This doesn’t mean there was no corporate oversight or outside influence on rock musicians. Record companies and professional producers and engineers were usually at the helm, making sure to protect their reputations and investments. Yet to an astonishing degree, the artists got their way. Songs and albums were treated by all — the musicians themselves, but also the record companies, critics, and of course the fans — as Statements. For a time, the capitalist juggernaut made possible and sustained the creation of popular art that sometimes achieved a new form of human excellence. That it didn’t last shouldn’t keep us from appreciating how remarkable it was while it did.

As if on cue, The Who released a new single this morning… which I plan to listen to as soon as I can pry myself away from Lana Del Rey’s latest.
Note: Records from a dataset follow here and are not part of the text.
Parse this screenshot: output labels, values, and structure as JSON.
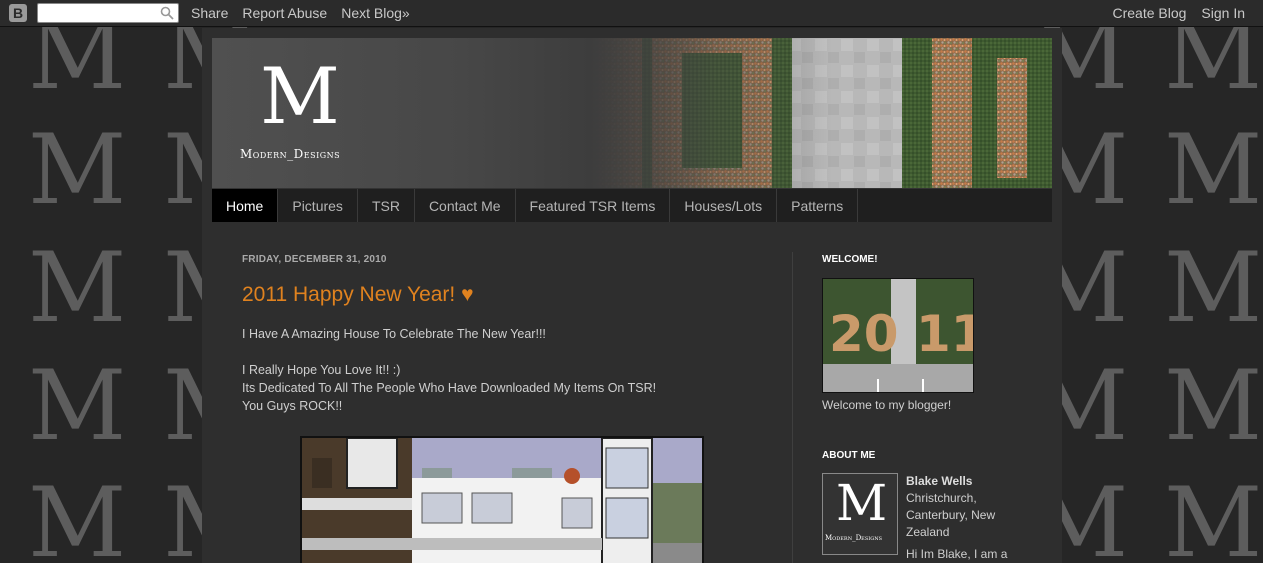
{
  "navbar": {
    "logo_letter": "B",
    "search_value": "",
    "links": [
      "Share",
      "Report Abuse",
      "Next Blog»"
    ],
    "right_links": [
      "Create Blog",
      "Sign In"
    ]
  },
  "background": {
    "letter": "M"
  },
  "header": {
    "logo_letter": "M",
    "logo_text": "Modern_Designs"
  },
  "tabs": [
    {
      "label": "Home",
      "active": true
    },
    {
      "label": "Pictures"
    },
    {
      "label": "TSR"
    },
    {
      "label": "Contact Me"
    },
    {
      "label": "Featured TSR Items"
    },
    {
      "label": "Houses/Lots"
    },
    {
      "label": "Patterns"
    }
  ],
  "post": {
    "date": "FRIDAY, DECEMBER 31, 2010",
    "title": "2011 Happy New Year! ♥",
    "lines": [
      "I Have A Amazing House To Celebrate The New Year!!!",
      "",
      "I Really Hope You Love It!! :)",
      "Its Dedicated To All The People Who Have Downloaded My Items On TSR!",
      "You Guys ROCK!!"
    ]
  },
  "sidebar": {
    "welcome_title": "WELCOME!",
    "welcome_image_text": "20  11",
    "welcome_text": "Welcome to my blogger!",
    "about_title": "ABOUT ME",
    "avatar_letter": "M",
    "avatar_text": "Modern_Designs",
    "name": "Blake Wells",
    "location": "Christchurch, Canterbury, New Zealand",
    "bio": "Hi Im Blake, I am a"
  },
  "colors": {
    "accent": "#e0821f",
    "background": "#262626"
  }
}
6. Humor-wise, I can’t get enough of the Obvious Plant Instagram account (and shop), examples of which I’ve littered throughout this post. “Things My Spin Instructor Said That Made Me Cry” on McSweeney’s is a pretty hilarious satire of how the little-l law works, where what’s meant to inspire does the opposite. And then there’s The Hard Times’ “Surgeon General Warns Vaping Not as Cool as Smoking.” Otherwise, the rapidly growing genre of deprecatory obituary gained another gem this past week with the remembrance of Joseph Heller Jr:
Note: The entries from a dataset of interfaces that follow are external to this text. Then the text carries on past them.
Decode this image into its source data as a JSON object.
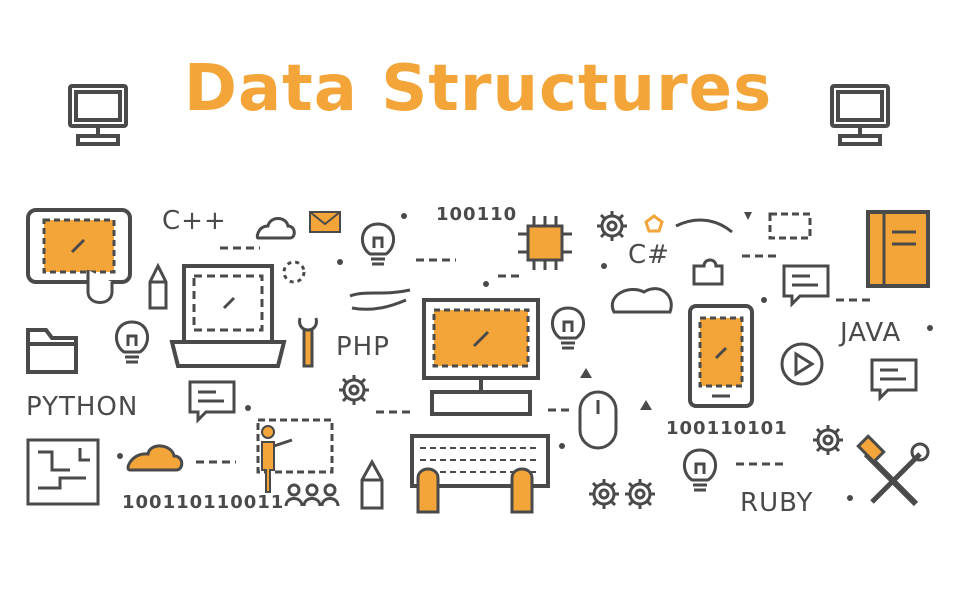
{
  "title": "Data Structures",
  "labels": {
    "cpp": "C++",
    "csharp": "C#",
    "php": "PHP",
    "python": "PYTHON",
    "java": "JAVA",
    "ruby": "RUBY",
    "binary_top": "100110",
    "binary_right": "100110101",
    "binary_bottom": "100110110011"
  },
  "colors": {
    "accent": "#f4a53a",
    "line": "#4a4a4a"
  },
  "icons": [
    "monitor-icon",
    "tablet-touch-icon",
    "laptop-icon",
    "desktop-computer-icon",
    "keyboard-hands-icon",
    "smartphone-icon",
    "book-icon",
    "lightbulb-icon",
    "gear-icon",
    "wrench-icon",
    "chat-bubble-icon",
    "cloud-icon",
    "chip-icon",
    "brain-icon",
    "mouse-icon",
    "puzzle-icon",
    "folder-icon",
    "circuit-icon",
    "presenter-icon",
    "tools-icon",
    "pencil-icon",
    "envelope-icon",
    "play-button-icon"
  ]
}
Joe Heller made his last undignified and largely irreverent gesture on September 8, 2019, signing off on a life, in his words, “generally well-lived and with few regrets.” When the doctors confronted his daughters with the news last week that “your father is a very sick man,” in unison they replied, “you have no idea.”… Joe was a self-taught chemist and worked at Cheeseborough-Ponds where he developed one of their first cosmetics’ lines. There he met the love of his life, Irene, who was hoodwinked into thinking he was a charming individual with decorum. Boy, was she ever wrong. Joe embarrassed her daily with his mouth and choice of clothing… Joe was also a consummate napper. There wasn’t a road, restaurant or friend’s house in Essex that he didn’t fall asleep on or in. There wasn’t an occasion too formal or an event too dour that Joe didn’t interrupt with his apnea and voluminous snoring. Besides his beloved wife, Irene, and brother, Bobby, Joe was pre-deceased by his pet fish, Jack, who we found in the freezer last week.


  • At The Atlantic, Megan Garber weighs in with an engaging piece “On Chandler Bing’s Job”: “Twenty-five years in advance, Friends embraced workism’s fondest assumptions. It believed in the spiritual possibilities of labor. It treated career trajectories as love stories… [And yet] It saddled one of its six beloved characters with a job that held him captive, essentially, to capitalism itself… Chandler, for most of the show’s 10 seasons, doubles as a paradox: He is a personification of privilege who manages also to serve as an avatar of exploitation.”
  • Also at The Atlantic, for the #Seculosity file, there’s “When the Culture War Comes for the Kids” by George Packer, which contains this doozie: “The system that dominates our waking hours, commands our unthinking devotion, and drives us, like orthodox followers of an exacting faith, to extraordinary, even absurd feats of exertion is not democracy, which often seems remote and fragile. It’s meritocracy—the system that claims to reward talent and effort with a top-notch education and a well-paid profession, its code of rigorous practice and generous blessings passed down from generation to generation.”
  • Literature buffs might enjoy this collection rejection letters that TS Eliot penned while working at Faber & Faber.
  • As far as I can tell the best thing on TV right now is Succession, particularly whenever Tom & Greg are sharing the screen. But the fourth season of Veronica Mars was terrifically entertaining (if gutting!). And Archibald’s Next Big Thing (Netflix) has got to be the best kids show to debut in some time.
  • New episode of The Well of Sound deals with The Beach Boys from 1970-80 and I couldn’t be more delighted with it. And a new episode of The Mockingcast should drop tomorrow mid-day.